Featured Stories

Honor P-town's colorful characters

On the Town

For some reason I've never able to figure out, the city of Portland has always gone out of its way to make itself seem more boring that it really is.

To read the usual tourist-oriented twaddle, it's as if we were nothing but a well-ordered city with a big bookstore, green spaces and excellent restaurants.

And, oh yes, did we forget to tell you that Portland is one of the most bike-friendly cities in the entire nation?

Hubba-hubba.

And it's not just for the consumption of all those would-be tourists, either.

The belief that we are terminally boring here is so deeply embedded in the civic psyche that most residents don't bother to question it themselves.

No wonder the propaganda intended for the outside world, from the Portland Oregon Visitors Association among others, is so insipid.

What we need, first of all, is to be told of some of the more exciting and colorful people who've lived and worked here over the years.

In fact, in case you were starting to wonder what I was working up to here, it would make a whole lot of sense to put up plaques around the city, reminding people of just that.

• • •

Like Sammy Davis Jr.,for example, who spent a great deal of time in the late '40s and early '50s here in Portland. A plaque at the corner of Southwest 10th and Taylor, site of the old Clover Club, would be perfect.

Or Woody Guthrie, the great folk singer, who wrote 'Roll on Columbia' while living in an apartment on Southeast 92nd.

Or Christopher Isherwood, the author whose 'Goodbye to Berlin' was the basis for the movie 'I Am a Camera' and the musical 'Cabaret.' During the late '40s, while studying to be a Hindu monk, he lived on Southeast 60th.

Or Tempest Storm, the famous stripper, who in the early '50s owned the Capitol Theater on Southwest Morrison.

Or Clark Gable, who as an aspiring young actor sold ties at Meier and Frank.

Or Rod McKuen, who turned what must have been a troubled youth in Portland into the song 'Love's Been Good to Me.'

Or the Kingsmen, who in 1962 recorded 'Louie, Louie' in a building that still stands on Southwest 12th.

Or the great country singer Willie Nelson, who began his musical career here in the late '50s.

Or Lincoln High grad Mel Blanc, the voice of Bugs Bunny.

Or certainly Matt Groening, whose creation 'The Simpsons' has to rank up there with anything in American popular culture - and it's all about Portland, whether we acknowledge it or not.

Perhaps you can think of a few to add yourself.

• • •

But the point, to me at least, is that this would be a way to start building a little bit of civic self-esteem at a relatively low price.

And with the City Council currently trying to figure out what to do with a budget surplus of $35 million, this might even be a good time to get started.

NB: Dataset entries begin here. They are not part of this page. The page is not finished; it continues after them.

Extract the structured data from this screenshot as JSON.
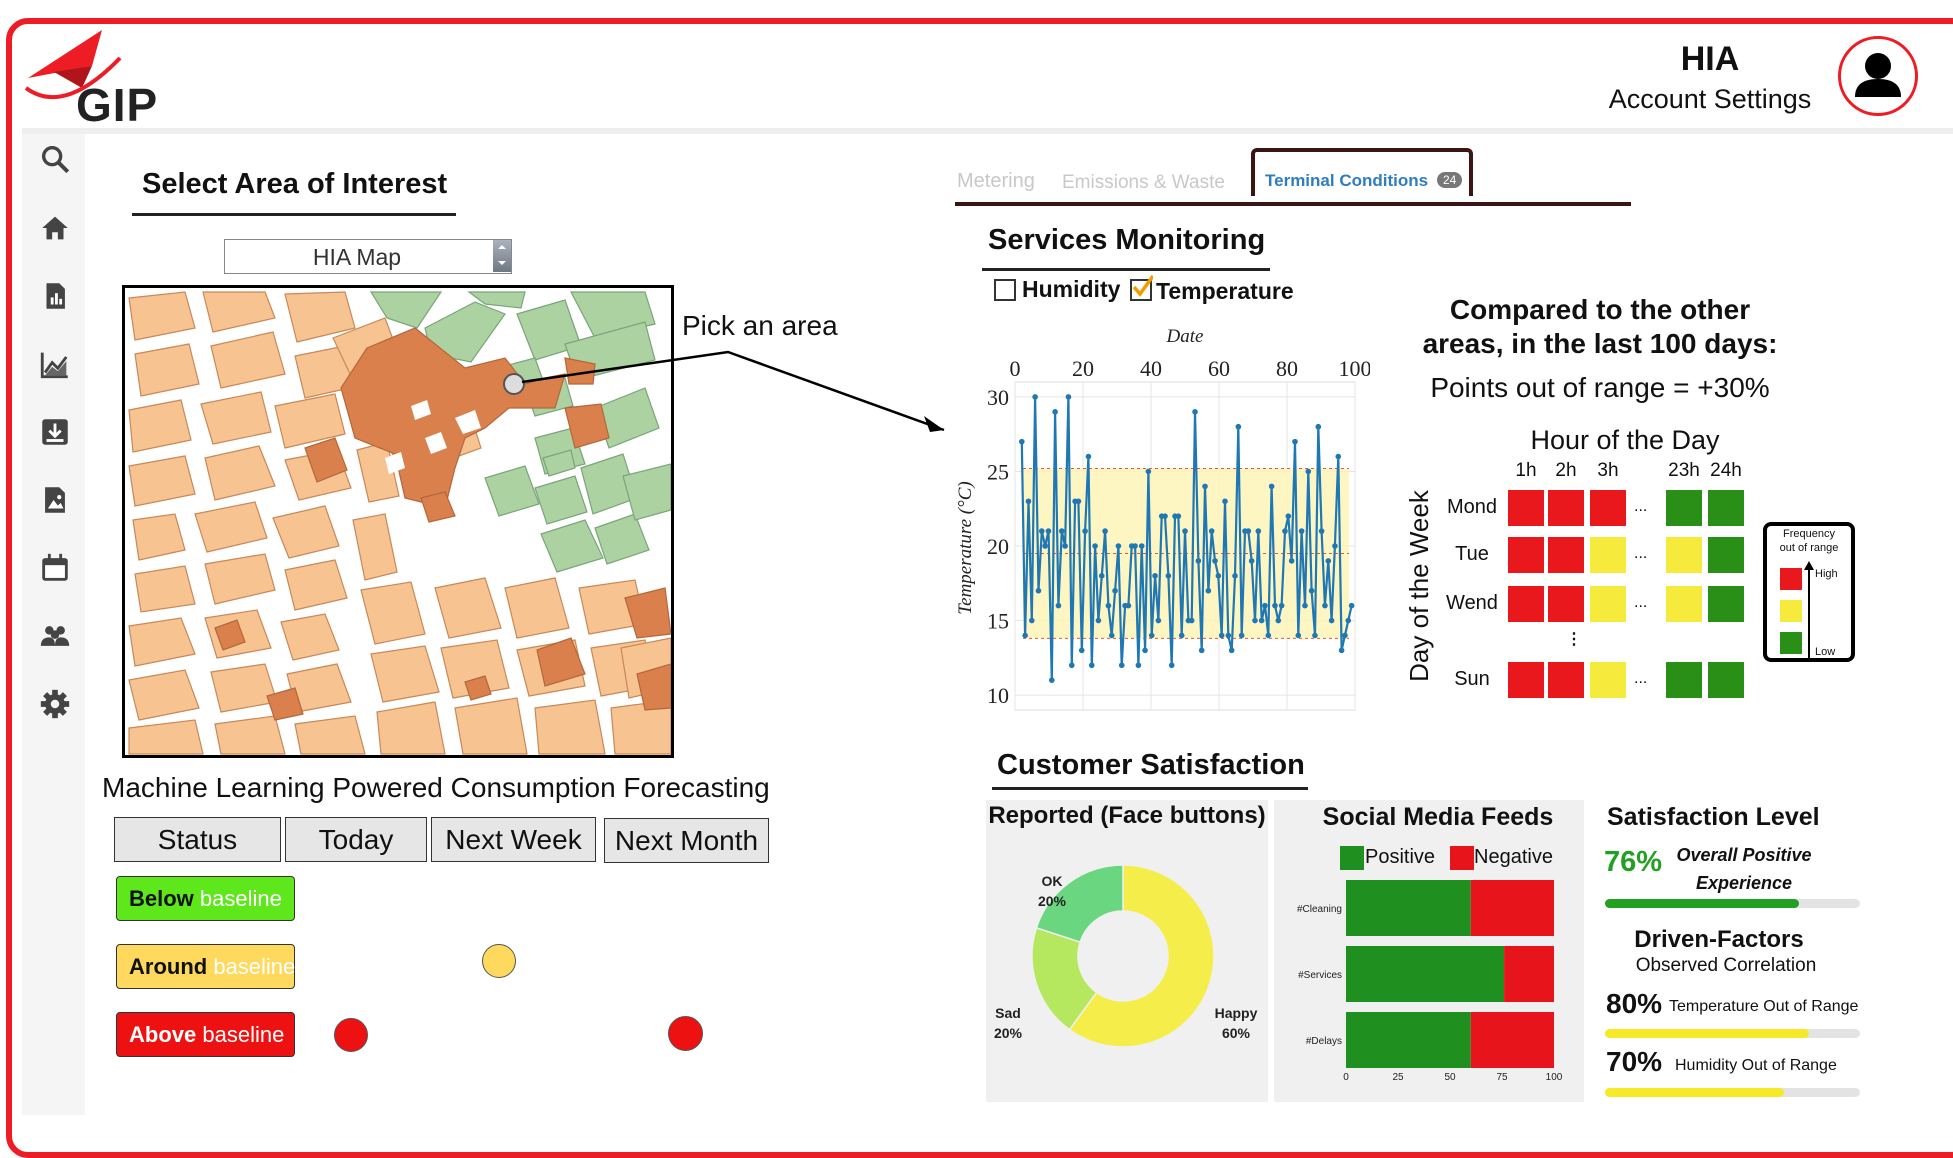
{
  "app": {
    "logo_text": "GIP",
    "account_name": "HIA",
    "account_settings": "Account Settings"
  },
  "sidebar": {
    "items": [
      {
        "icon": "search-icon"
      },
      {
        "icon": "home-icon"
      },
      {
        "icon": "report-icon"
      },
      {
        "icon": "chart-icon"
      },
      {
        "icon": "download-icon"
      },
      {
        "icon": "image-file-icon"
      },
      {
        "icon": "calendar-icon"
      },
      {
        "icon": "users-icon"
      },
      {
        "icon": "gear-icon"
      }
    ]
  },
  "area": {
    "title": "Select Area of Interest",
    "select_value": "HIA Map",
    "pick_label": "Pick an area"
  },
  "forecast": {
    "title": "Machine Learning Powered Consumption Forecasting",
    "buttons": [
      "Status",
      "Today",
      "Next Week",
      "Next Month"
    ],
    "legend": [
      {
        "bold": "Below",
        "sub": "baseline",
        "color": "#5ee81b"
      },
      {
        "bold": "Around",
        "sub": "baseline",
        "color": "#ffd95e"
      },
      {
        "bold": "Above",
        "sub": "baseline",
        "color": "#ee1111"
      }
    ]
  },
  "tabs": {
    "items": [
      "Metering",
      "Emissions & Waste",
      "Terminal Conditions"
    ],
    "active_badge": "24"
  },
  "services": {
    "title": "Services Monitoring",
    "humidity_label": "Humidity",
    "temperature_label": "Temperature",
    "humidity_checked": false,
    "temperature_checked": true
  },
  "comparison": {
    "title_line1": "Compared to the other",
    "title_line2": "areas, in the last 100 days:",
    "points_out": "Points out of range = +30%"
  },
  "heatmap": {
    "title": "Hour of the Day",
    "ylabel": "Day of the Week",
    "hours": [
      "1h",
      "2h",
      "3h",
      "23h",
      "24h"
    ],
    "days": [
      "Mond",
      "Tue",
      "Wend",
      "Sun"
    ],
    "ellipsis": "...",
    "vellipsis": "⋮",
    "colors": {
      "red": "#e8181c",
      "yellow": "#f6ea3d",
      "green": "#2a8f17"
    },
    "cells": [
      [
        "red",
        "red",
        "red",
        "green",
        "green"
      ],
      [
        "red",
        "red",
        "yellow",
        "yellow",
        "green"
      ],
      [
        "red",
        "red",
        "yellow",
        "yellow",
        "green"
      ],
      [
        "red",
        "red",
        "yellow",
        "green",
        "green"
      ]
    ],
    "legend_title_1": "Frequency",
    "legend_title_2": "out of range",
    "legend_high": "High",
    "legend_low": "Low"
  },
  "customer": {
    "title": "Customer Satisfaction",
    "reported_title": "Reported (Face buttons)",
    "social_title": "Social Media Feeds",
    "positive_label": "Positive",
    "negative_label": "Negative",
    "satisfaction_title": "Satisfaction Level",
    "sat_pct": "76%",
    "sat_text_1": "Overall Positive",
    "sat_text_2": "Experience",
    "sat_value": 0.76,
    "driven_title": "Driven-Factors",
    "driven_sub": "Observed Correlation",
    "factors": [
      {
        "pct": "80%",
        "label": "Temperature Out of Range",
        "value": 0.8
      },
      {
        "pct": "70%",
        "label": "Humidity Out of Range",
        "value": 0.7
      }
    ]
  },
  "chart_data": [
    {
      "type": "line",
      "title": "",
      "xlabel": "Date",
      "ylabel": "Temperature (°C)",
      "xlim": [
        0,
        100
      ],
      "ylim": [
        9,
        31
      ],
      "x_ticks": [
        0,
        20,
        40,
        60,
        80,
        100
      ],
      "y_ticks": [
        10,
        15,
        20,
        25,
        30
      ],
      "band": [
        13.8,
        25.2
      ],
      "reference_line": 19.5,
      "series": [
        {
          "color": "#1f77b4",
          "values": [
            27,
            14,
            23,
            15,
            30,
            17,
            21,
            20,
            21,
            11,
            29,
            16,
            21,
            20,
            30,
            12,
            23,
            23,
            13,
            21,
            26,
            12,
            20,
            15,
            18,
            21,
            16,
            14,
            17,
            20,
            12,
            16,
            16,
            20,
            20,
            12,
            20,
            13,
            25,
            14,
            18,
            15,
            22,
            22,
            18,
            12,
            22,
            22,
            14,
            21,
            15,
            15,
            29,
            19,
            13,
            24,
            17,
            21,
            19,
            18,
            14,
            23,
            14,
            13,
            18,
            28,
            14,
            21,
            21,
            19,
            15,
            21,
            15,
            16,
            14,
            24,
            16,
            15,
            16,
            21,
            22,
            19,
            27,
            14,
            21,
            16,
            25,
            17,
            14,
            28,
            21,
            16,
            19,
            15,
            20,
            26,
            13,
            14,
            15,
            16
          ]
        }
      ]
    },
    {
      "type": "pie",
      "title": "Reported (Face buttons)",
      "categories": [
        "Happy",
        "Sad",
        "OK"
      ],
      "values": [
        60,
        20,
        20
      ],
      "labels": [
        "60%",
        "20%",
        "20%"
      ],
      "colors": [
        "#f5ee4a",
        "#b5e85f",
        "#6ad67f"
      ]
    },
    {
      "type": "bar",
      "title": "Social Media Feeds",
      "orientation": "horizontal",
      "stacked": true,
      "categories": [
        "#Cleaning",
        "#Services",
        "#Delays"
      ],
      "series": [
        {
          "name": "Positive",
          "color": "#1f8f1f",
          "values": [
            60,
            76,
            60
          ]
        },
        {
          "name": "Negative",
          "color": "#e8141c",
          "values": [
            40,
            24,
            40
          ]
        }
      ],
      "xlim": [
        0,
        100
      ],
      "x_ticks": [
        0,
        25,
        50,
        75,
        100
      ]
    }
  ]
}
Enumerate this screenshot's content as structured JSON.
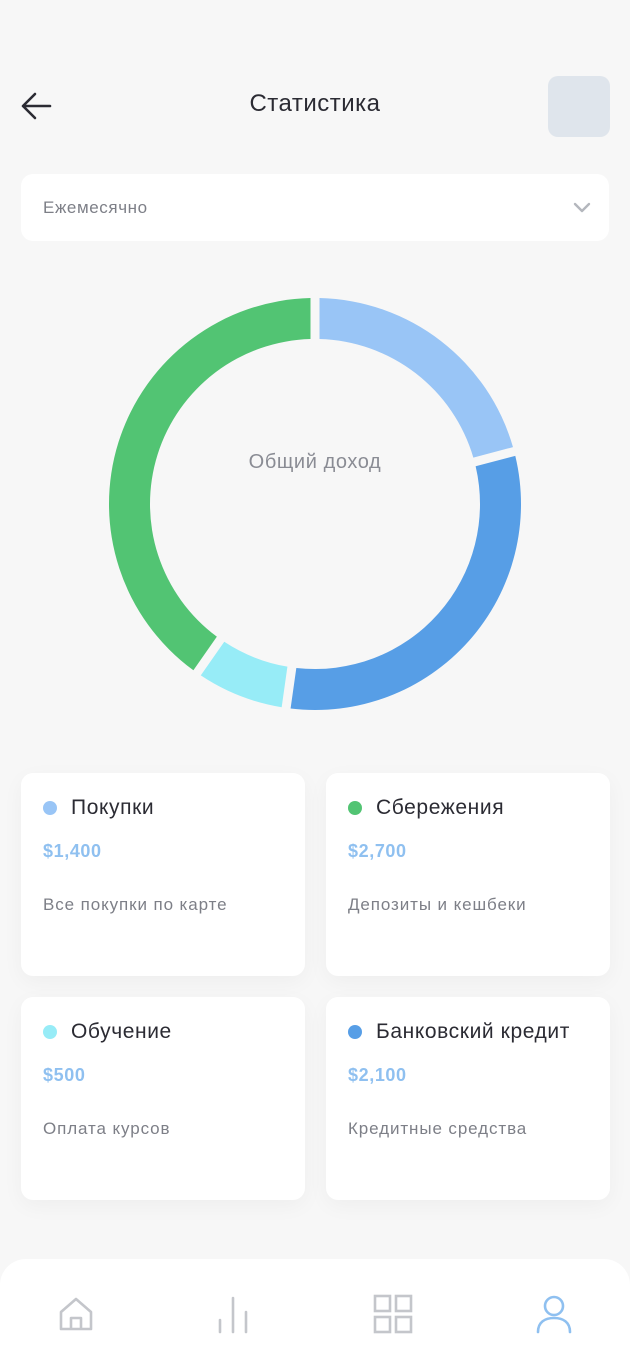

The only trick might be keeping some of the usual ministers of boredom - like the Oregon Historical Society or POVA or, heaven help us, the council itself - from getting their paws on the project.

Otherwise it's definitely doable.

Say, did you know that Gus Van Sant shot scenes for 'Drugstore Cowboy' at the Nob Hill Pharmacy at the corner of Northwest 21st and Glisan?

Contact Phil Stanford by phone, 503-546-5166, or by e-mail at This email address is being protected from spambots. You need JavaScript enabled to view it..